A resident of Indiana is officially known as a Hoosier. The etymology of this word is disputed, but the leading theory, as advanced by the Indiana Historical Bureau and the Indiana Historical Society, has “Hoosier” originating from Virginia, the Carolinas, and Tennessee (a part of the Upland South region of the United States) as a term for a backwoodsman, a rough countryman, or a country bumpkin. The first inhabitants in what is now Indiana were the Paleo-Indians, who arrived about 8000 BC after the melting of the glaciers at the end of the Ice Age. Divided into small groups, the Paleo-Indians were nomads who hunted large game such as mastodons. They created stone tools made out of chert by chipping, knapping and flaking. The Archaic period, which began between 5000 and 4000 BC, covered the next phase of indigenous culture. The people developed new tools as well as techniques to cook food, an important step in civilization. These new tools included different types of spear points and knives, with various forms of notches. They made ground-stone tools such as stone axes, woodworking tools and grinding stones. During the latter part of the period, they built earthwork mounds and middens, which showed settlements were becoming more permanent. The Archaic period ended at about 1500 BC, although some Archaic people lived until 700 BC.The Woodland period began around 1500 BC, when new cultural attributes appeared. The people created ceramics and pottery, and extended their cultivation of plants. An early Woodland period group named the Adena people had elegant burial rituals, featuring log tombs beneath earth mounds. In the middle of the Woodland period, the Hopewell people began to develop long-range trade of goods. Nearing the end of the stage, the people developed highly productive cultivation and adaptation of agriculture, growing such crops as corn and squash. The Woodland period ended around 1000 AD. The Mississippian culture emerged, lasting from 1000 AD until the 15th century, shortly before the arrival of Europeans. During this stage, the people created large urban settlements designed according to their cosmology, with large mounds and plazas defining ceremonial and public spaces. The concentrated settlements depended on the agricultural surpluses. One such complex was the Angel Mounds. They had large public areas such as plazas and platform mounds, where leaders lived or conducted rituals. Mississippian civilization collapsed in Indiana during the mid-15th century for reasons that remain unclear.
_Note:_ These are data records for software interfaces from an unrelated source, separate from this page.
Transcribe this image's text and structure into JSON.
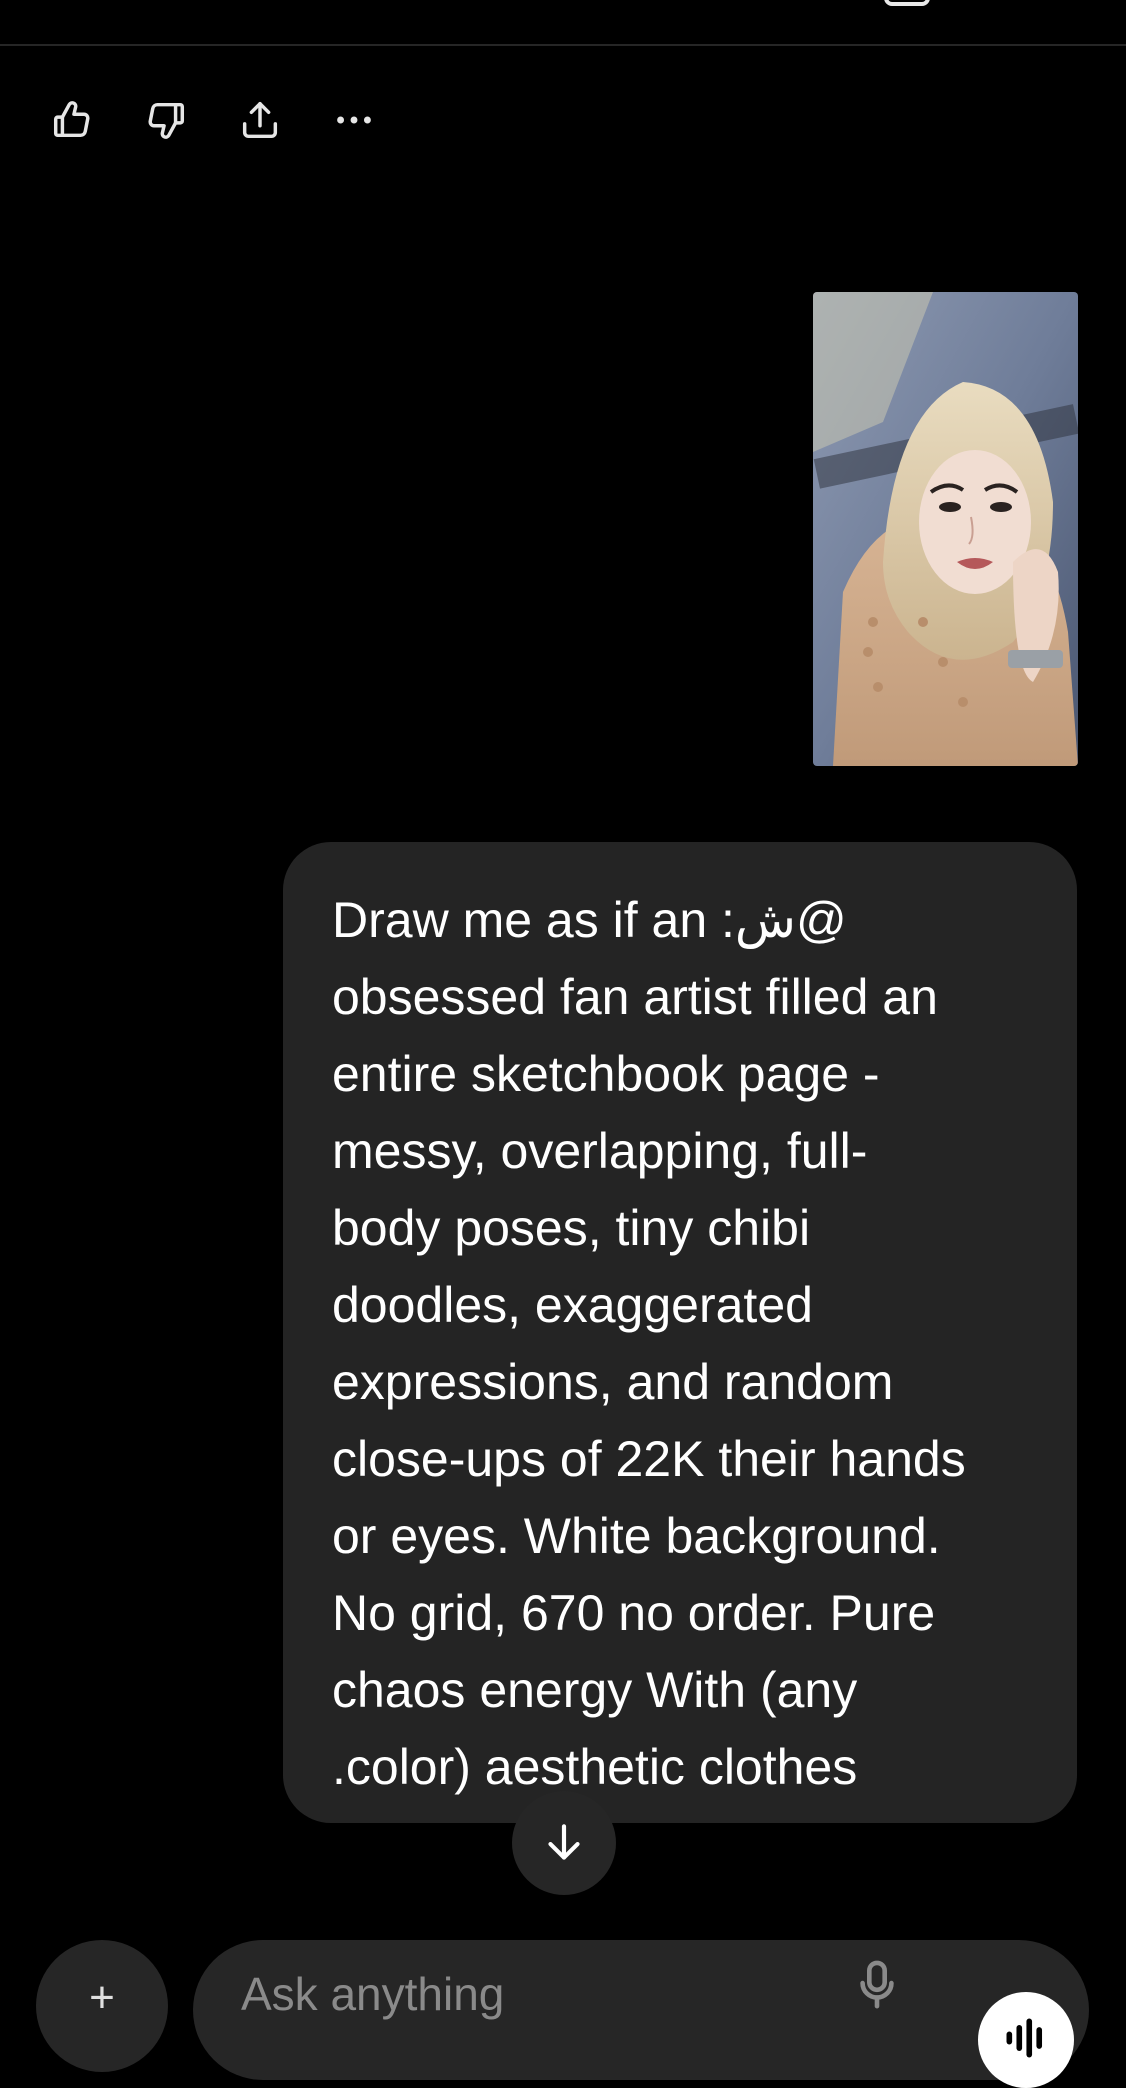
{
  "message": {
    "lines": [
      "Draw me as if an :ش@",
      "obsessed fan artist filled an",
      "entire sketchbook page -",
      "messy, overlapping, full-",
      "body poses, tiny chibi",
      "doodles, exaggerated",
      "expressions, and random",
      "close-ups of 22K their hands",
      "or eyes. White background.",
      "No grid, 670 no order. Pure",
      "chaos energy With (any",
      ".color) aesthetic clothes"
    ]
  },
  "composer": {
    "placeholder": "Ask anything",
    "add_label": "+"
  },
  "icons": {
    "like": "thumbs-up-icon",
    "dislike": "thumbs-down-icon",
    "share": "share-icon",
    "more": "more-icon",
    "scroll": "arrow-down-icon",
    "mic": "microphone-icon",
    "voice": "voice-waveform-icon"
  },
  "colors": {
    "background": "#000000",
    "bubble": "#242424",
    "control": "#262626",
    "text": "#ffffff",
    "placeholder": "#8a8a8a"
  }
}
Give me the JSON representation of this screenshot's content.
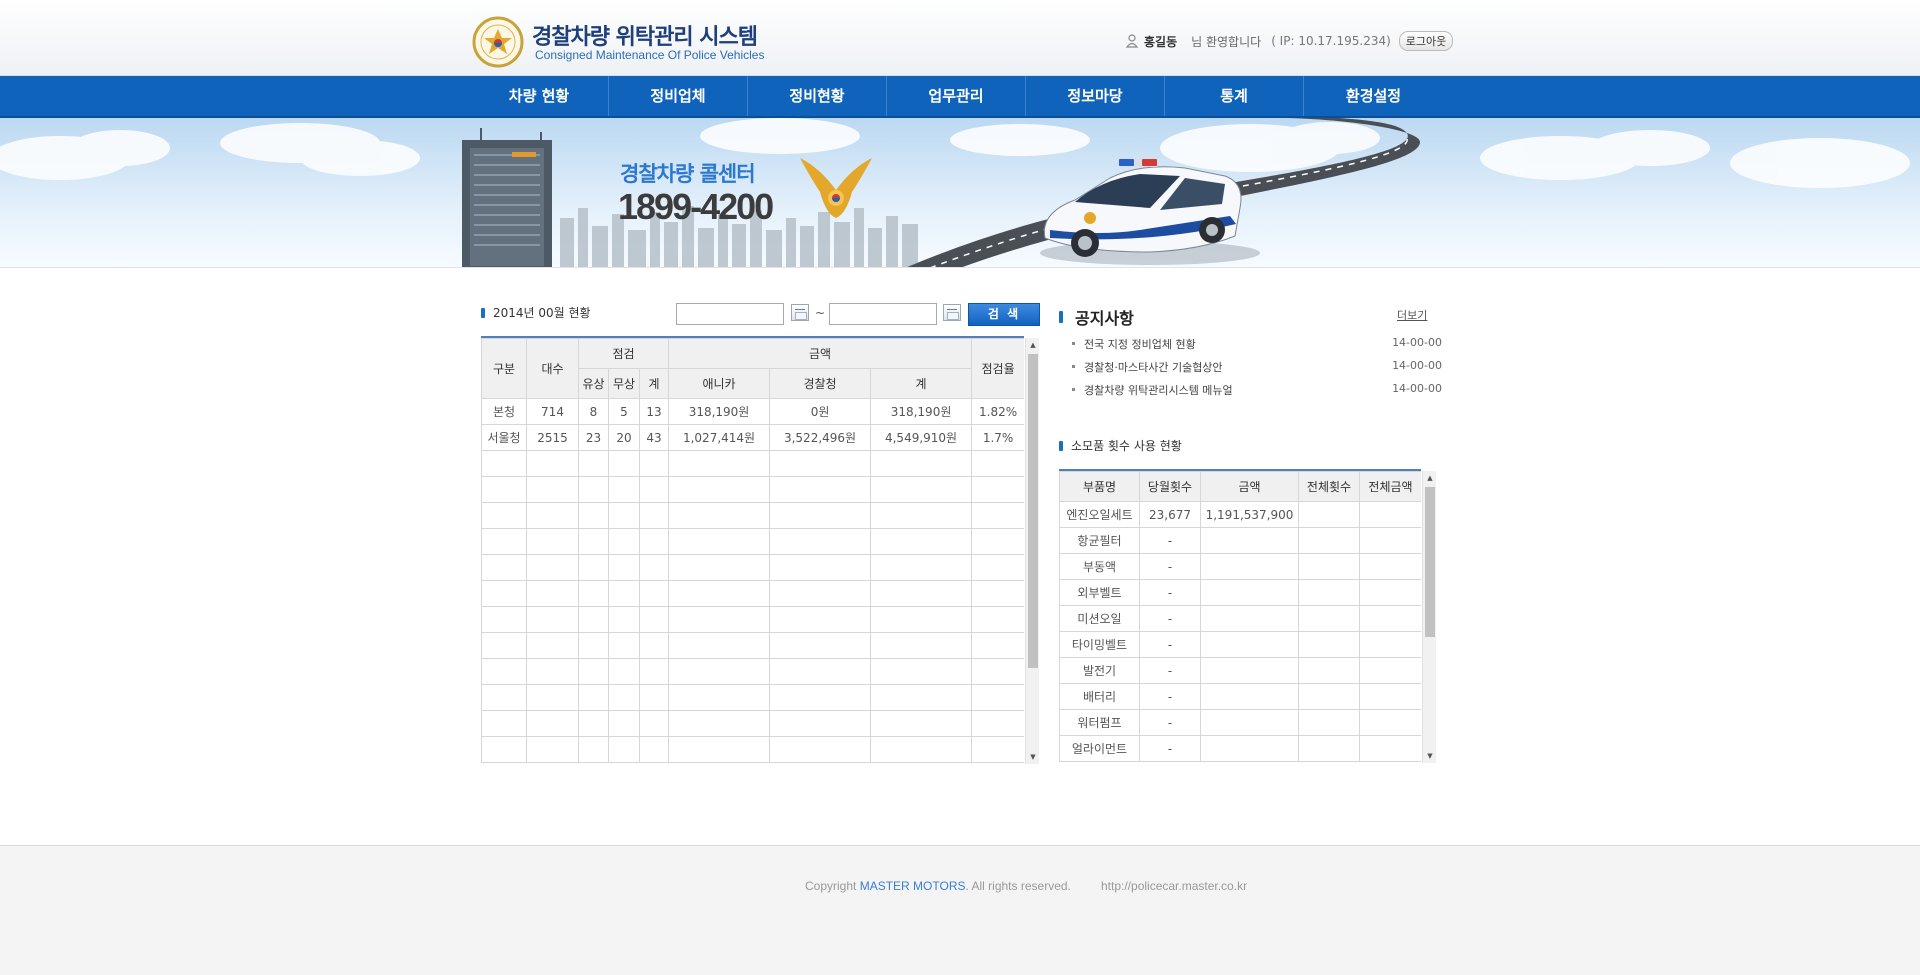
{
  "header": {
    "title": "경찰차량 위탁관리 시스템",
    "subtitle": "Consigned Maintenance Of Police Vehicles",
    "user_name": "홍길동",
    "greeting": "님 환영합니다",
    "ip_text": "( IP: 10.17.195.234)",
    "logout_label": "로그아웃"
  },
  "nav": {
    "items": [
      "차량 현황",
      "정비업체",
      "정비현황",
      "업무관리",
      "정보마당",
      "통계",
      "환경설정"
    ]
  },
  "banner": {
    "call_center_title": "경찰차량 콜센터",
    "call_center_number": "1899-4200"
  },
  "status_panel": {
    "title": "2014년 00월 현황",
    "date_from": "",
    "date_to": "",
    "tilde": "~",
    "search_label": "검 색",
    "headers": {
      "category": "구분",
      "count": "대수",
      "inspection": "점검",
      "paid": "유상",
      "free": "무상",
      "total": "계",
      "amount": "금액",
      "anyca": "애니카",
      "police": "경찰청",
      "amount_total": "계",
      "rate": "점검율"
    },
    "rows": [
      [
        "본청",
        "714",
        "8",
        "5",
        "13",
        "318,190원",
        "0원",
        "318,190원",
        "1.82%"
      ],
      [
        "서울청",
        "2515",
        "23",
        "20",
        "43",
        "1,027,414원",
        "3,522,496원",
        "4,549,910원",
        "1.7%"
      ],
      [
        "",
        "",
        "",
        "",
        "",
        "",
        "",
        "",
        ""
      ],
      [
        "",
        "",
        "",
        "",
        "",
        "",
        "",
        "",
        ""
      ],
      [
        "",
        "",
        "",
        "",
        "",
        "",
        "",
        "",
        ""
      ],
      [
        "",
        "",
        "",
        "",
        "",
        "",
        "",
        "",
        ""
      ],
      [
        "",
        "",
        "",
        "",
        "",
        "",
        "",
        "",
        ""
      ],
      [
        "",
        "",
        "",
        "",
        "",
        "",
        "",
        "",
        ""
      ],
      [
        "",
        "",
        "",
        "",
        "",
        "",
        "",
        "",
        ""
      ],
      [
        "",
        "",
        "",
        "",
        "",
        "",
        "",
        "",
        ""
      ],
      [
        "",
        "",
        "",
        "",
        "",
        "",
        "",
        "",
        ""
      ],
      [
        "",
        "",
        "",
        "",
        "",
        "",
        "",
        "",
        ""
      ],
      [
        "",
        "",
        "",
        "",
        "",
        "",
        "",
        "",
        ""
      ],
      [
        "",
        "",
        "",
        "",
        "",
        "",
        "",
        "",
        ""
      ]
    ]
  },
  "notice": {
    "title": "공지사항",
    "more_label": "더보기",
    "items": [
      {
        "text": "전국 지정 정비업체 현황",
        "date": "14-00-00"
      },
      {
        "text": "경찰청·마스타사간 기술협상안",
        "date": "14-00-00"
      },
      {
        "text": "경찰차량 위탁관리시스템 메뉴얼",
        "date": "14-00-00"
      }
    ]
  },
  "consumables": {
    "title": "소모품 횟수 사용 현황",
    "headers": [
      "부품명",
      "당월횟수",
      "금액",
      "전체횟수",
      "전체금액"
    ],
    "rows": [
      [
        "엔진오일세트",
        "23,677",
        "1,191,537,900",
        "",
        ""
      ],
      [
        "항균필터",
        "-",
        "",
        "",
        ""
      ],
      [
        "부동액",
        "-",
        "",
        "",
        ""
      ],
      [
        "외부벨트",
        "-",
        "",
        "",
        ""
      ],
      [
        "미션오일",
        "-",
        "",
        "",
        ""
      ],
      [
        "타이밍벨트",
        "-",
        "",
        "",
        ""
      ],
      [
        "발전기",
        "-",
        "",
        "",
        ""
      ],
      [
        "배터리",
        "-",
        "",
        "",
        ""
      ],
      [
        "워터펌프",
        "-",
        "",
        "",
        ""
      ],
      [
        "얼라이먼트",
        "-",
        "",
        "",
        ""
      ]
    ]
  },
  "footer": {
    "copyright_prefix": "Copyright ",
    "brand": "MASTER MOTORS",
    "copyright_suffix": ". All rights reserved.",
    "url": "http://policecar.master.co.kr"
  },
  "colors": {
    "nav_blue": "#1063ba",
    "accent_blue": "#2b78cc",
    "table_header_bg": "#f0f0f0"
  },
  "icons": [
    "police-emblem-icon",
    "user-icon",
    "calendar-icon",
    "scroll-up-icon",
    "scroll-down-icon"
  ]
}
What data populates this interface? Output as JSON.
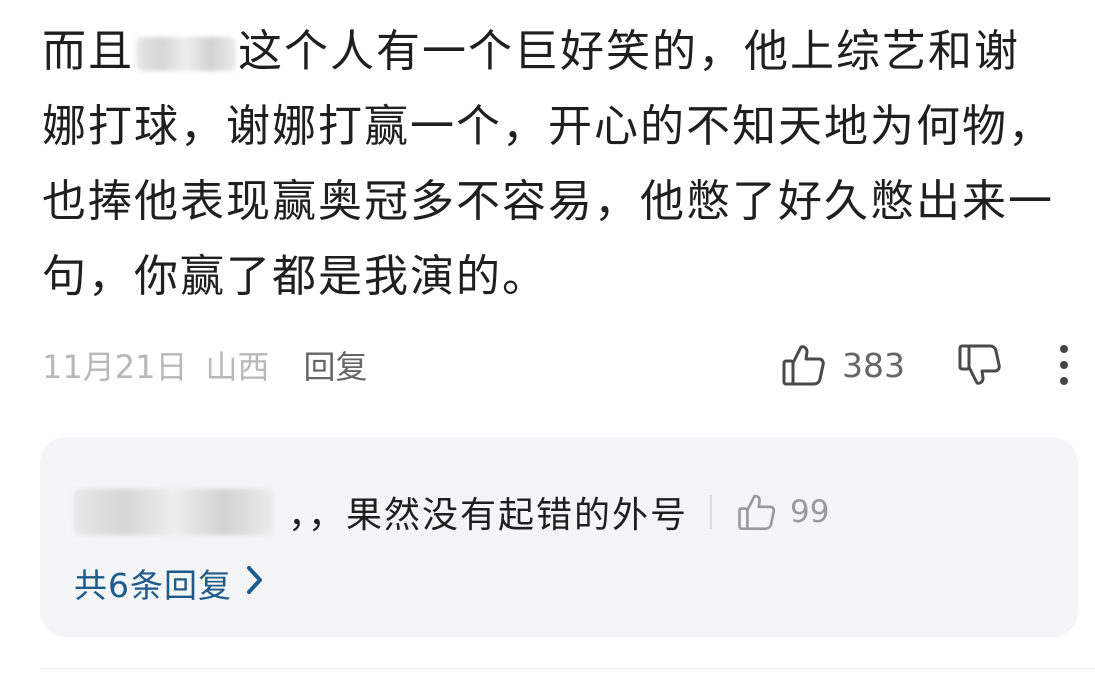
{
  "comment": {
    "text_before_name": "而且",
    "text_after_name": "这个人有一个巨好笑的，他上综艺和谢娜打球，谢娜打赢一个，开心的不知天地为何物，也捧他表现赢奥冠多不容易，他憋了好久憋出来一句，你赢了都是我演的。",
    "date": "11月21日",
    "location": "山西",
    "reply_label": "回复",
    "like_count": "383",
    "like_icon": "thumbs-up-icon",
    "dislike_icon": "thumbs-down-icon",
    "more_icon": "more-vertical-icon"
  },
  "replies": {
    "top_reply": {
      "text": "，，果然没有起错的外号",
      "like_count": "99"
    },
    "view_all_label": "共6条回复",
    "view_all_icon": "chevron-right-icon"
  },
  "colors": {
    "text_primary": "#1f1f1f",
    "text_meta": "#b8b8b8",
    "text_secondary": "#666666",
    "link": "#1e5a8a",
    "reply_background": "#f4f5f7"
  }
}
WHERE TO FIND US
805 S. Girls School Road
Indianapolis, IN 46231
Phone: 317-668-4114